**PROBLEM REQUIREMENTS**
Copy every line of the records below that holds the word "title".

Saved entries:
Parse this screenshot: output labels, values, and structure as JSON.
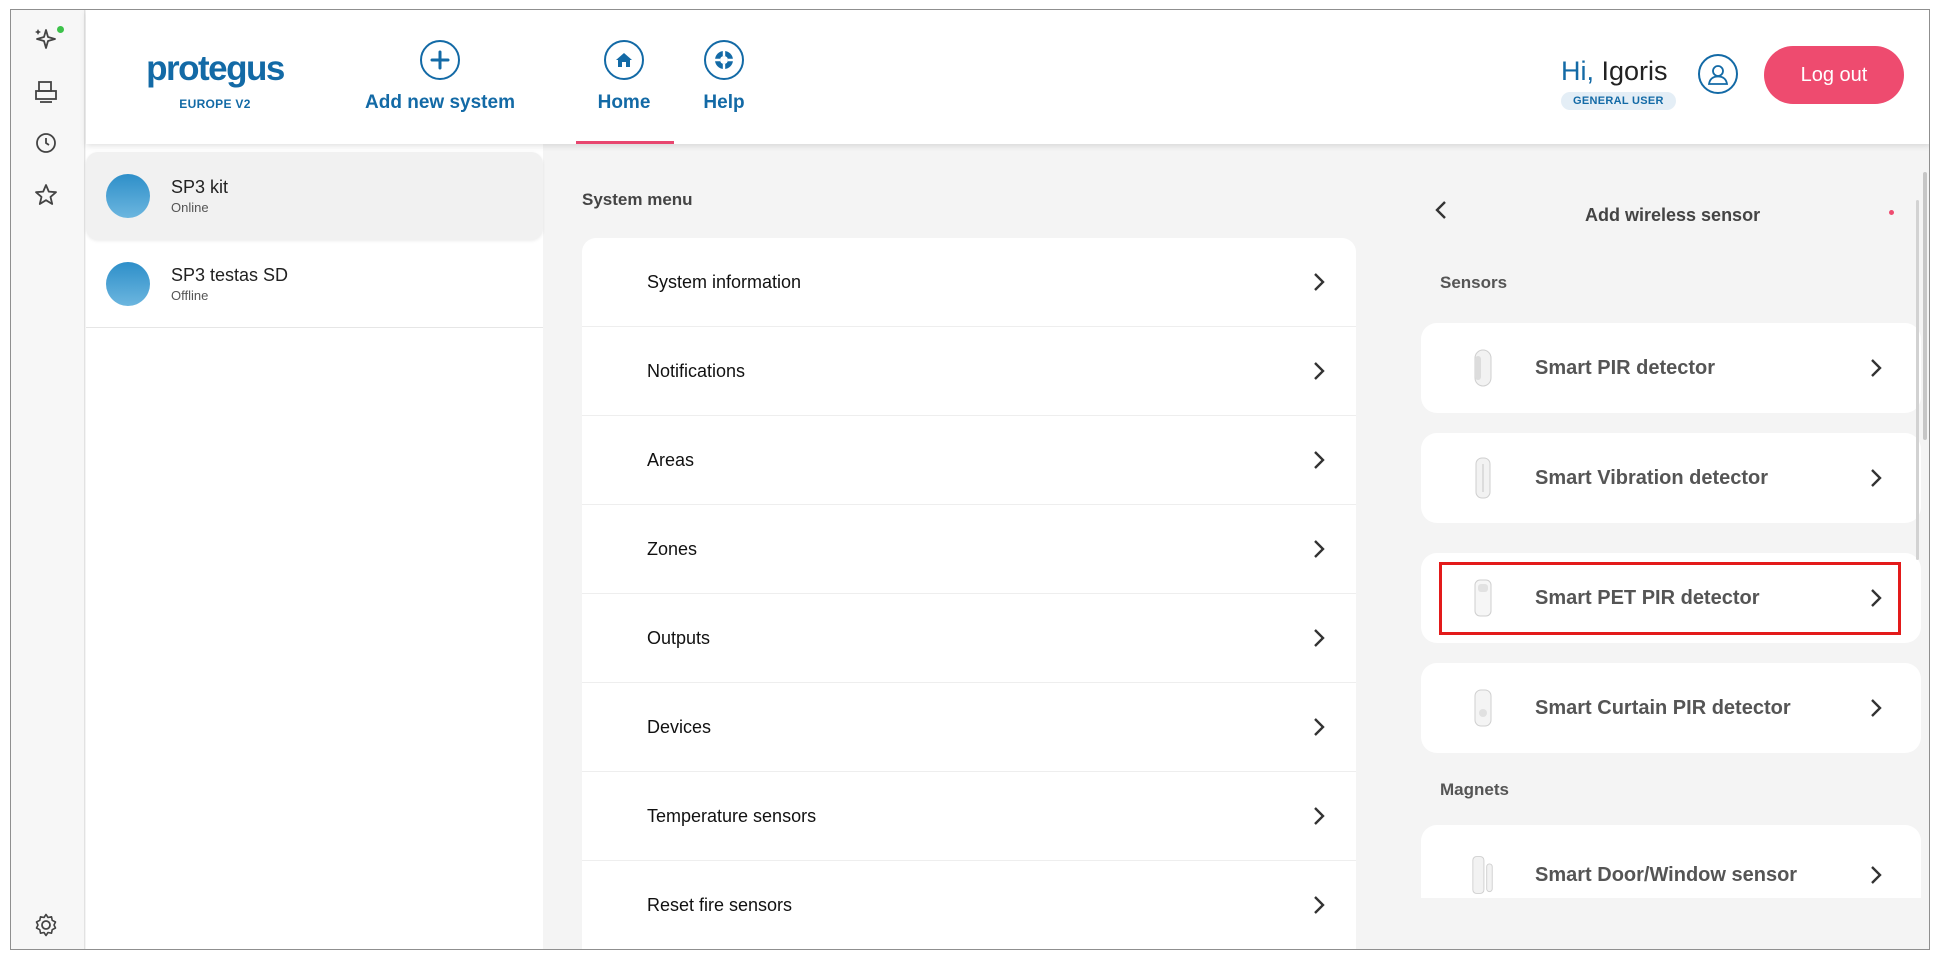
{
  "rail": {
    "icons": [
      "sparkle-icon",
      "printer-icon",
      "clock-icon",
      "star-icon",
      "settings-icon"
    ],
    "status_color": "#3cc24a"
  },
  "header": {
    "logo_text": "protegus",
    "region": "EUROPE V2",
    "add_system_label": "Add new system",
    "home_label": "Home",
    "help_label": "Help",
    "greeting_hi": "Hi,",
    "user_name": "Igoris",
    "role": "GENERAL USER",
    "logout_label": "Log out",
    "accent_color": "#136aa6",
    "logout_color": "#ee4b6f"
  },
  "systems": [
    {
      "name": "SP3 kit",
      "status": "Online",
      "active": true
    },
    {
      "name": "SP3 testas SD",
      "status": "Offline",
      "active": false
    }
  ],
  "system_menu": {
    "title": "System menu",
    "items": [
      "System information",
      "Notifications",
      "Areas",
      "Zones",
      "Outputs",
      "Devices",
      "Temperature sensors",
      "Reset fire sensors"
    ]
  },
  "wireless": {
    "title": "Add wireless sensor",
    "sections": [
      {
        "name": "Sensors",
        "items": [
          "Smart PIR detector",
          "Smart Vibration detector",
          "Smart PET PIR detector",
          "Smart Curtain PIR detector"
        ]
      },
      {
        "name": "Magnets",
        "items": [
          "Smart Door/Window sensor"
        ]
      }
    ],
    "highlighted": "Smart PET PIR detector",
    "highlight_color": "#e31a1a"
  }
}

**WRITTEN ANSWER**
    "title": "System menu",
    "title": "Add wireless sensor",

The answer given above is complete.